- Exercise -
Everything in the records below must be repeated exactly, except the pictures.

Content starts

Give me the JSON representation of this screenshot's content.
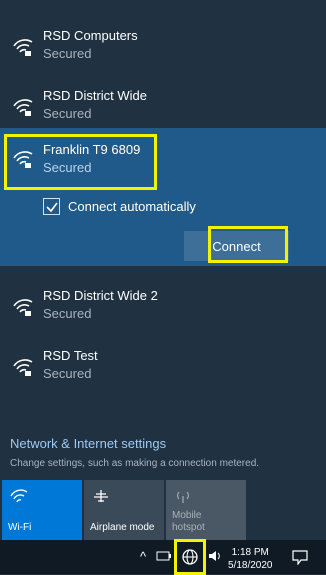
{
  "networks": [
    {
      "name": "RSD Computers",
      "status": "Secured"
    },
    {
      "name": "RSD District Wide",
      "status": "Secured"
    },
    {
      "name": "Franklin T9 6809",
      "status": "Secured",
      "selected": true
    },
    {
      "name": "RSD District Wide 2",
      "status": "Secured"
    },
    {
      "name": "RSD Test",
      "status": "Secured"
    }
  ],
  "selected_panel": {
    "connect_automatically_label": "Connect automatically",
    "connect_automatically_checked": true,
    "connect_button_label": "Connect"
  },
  "settings": {
    "title": "Network & Internet settings",
    "subtitle": "Change settings, such as making a connection metered."
  },
  "quick_actions": [
    {
      "label": "Wi-Fi",
      "icon": "wifi-icon",
      "active": true
    },
    {
      "label": "Airplane mode",
      "icon": "airplane-icon",
      "active": false
    },
    {
      "label": "Mobile hotspot",
      "icon": "hotspot-icon",
      "active": false,
      "disabled": true
    }
  ],
  "taskbar": {
    "time": "1:18 PM",
    "date": "5/18/2020",
    "icons": [
      "chevron-up-icon",
      "battery-icon",
      "network-globe-icon",
      "volume-icon",
      "notification-icon"
    ]
  },
  "colors": {
    "panel_bg": "#203142",
    "selected_bg": "#1f5a8a",
    "accent": "#0078d7",
    "highlight": "#f3f300",
    "link": "#9ec9f0"
  }
}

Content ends

- Your response -
Give me the JSON representation of this screenshot's content.
{
  "networks": [
    {
      "name": "RSD Computers",
      "status": "Secured"
    },
    {
      "name": "RSD District Wide",
      "status": "Secured"
    },
    {
      "name": "Franklin T9 6809",
      "status": "Secured",
      "selected": true
    },
    {
      "name": "RSD District Wide 2",
      "status": "Secured"
    },
    {
      "name": "RSD Test",
      "status": "Secured"
    }
  ],
  "selected_panel": {
    "connect_automatically_label": "Connect automatically",
    "connect_automatically_checked": true,
    "connect_button_label": "Connect"
  },
  "settings": {
    "title": "Network & Internet settings",
    "subtitle": "Change settings, such as making a connection metered."
  },
  "quick_actions": [
    {
      "label": "Wi-Fi",
      "icon": "wifi-icon",
      "active": true
    },
    {
      "label": "Airplane mode",
      "icon": "airplane-icon",
      "active": false
    },
    {
      "label": "Mobile hotspot",
      "icon": "hotspot-icon",
      "active": false,
      "disabled": true
    }
  ],
  "taskbar": {
    "time": "1:18 PM",
    "date": "5/18/2020",
    "icons": [
      "chevron-up-icon",
      "battery-icon",
      "network-globe-icon",
      "volume-icon",
      "notification-icon"
    ]
  },
  "colors": {
    "panel_bg": "#203142",
    "selected_bg": "#1f5a8a",
    "accent": "#0078d7",
    "highlight": "#f3f300",
    "link": "#9ec9f0"
  }
}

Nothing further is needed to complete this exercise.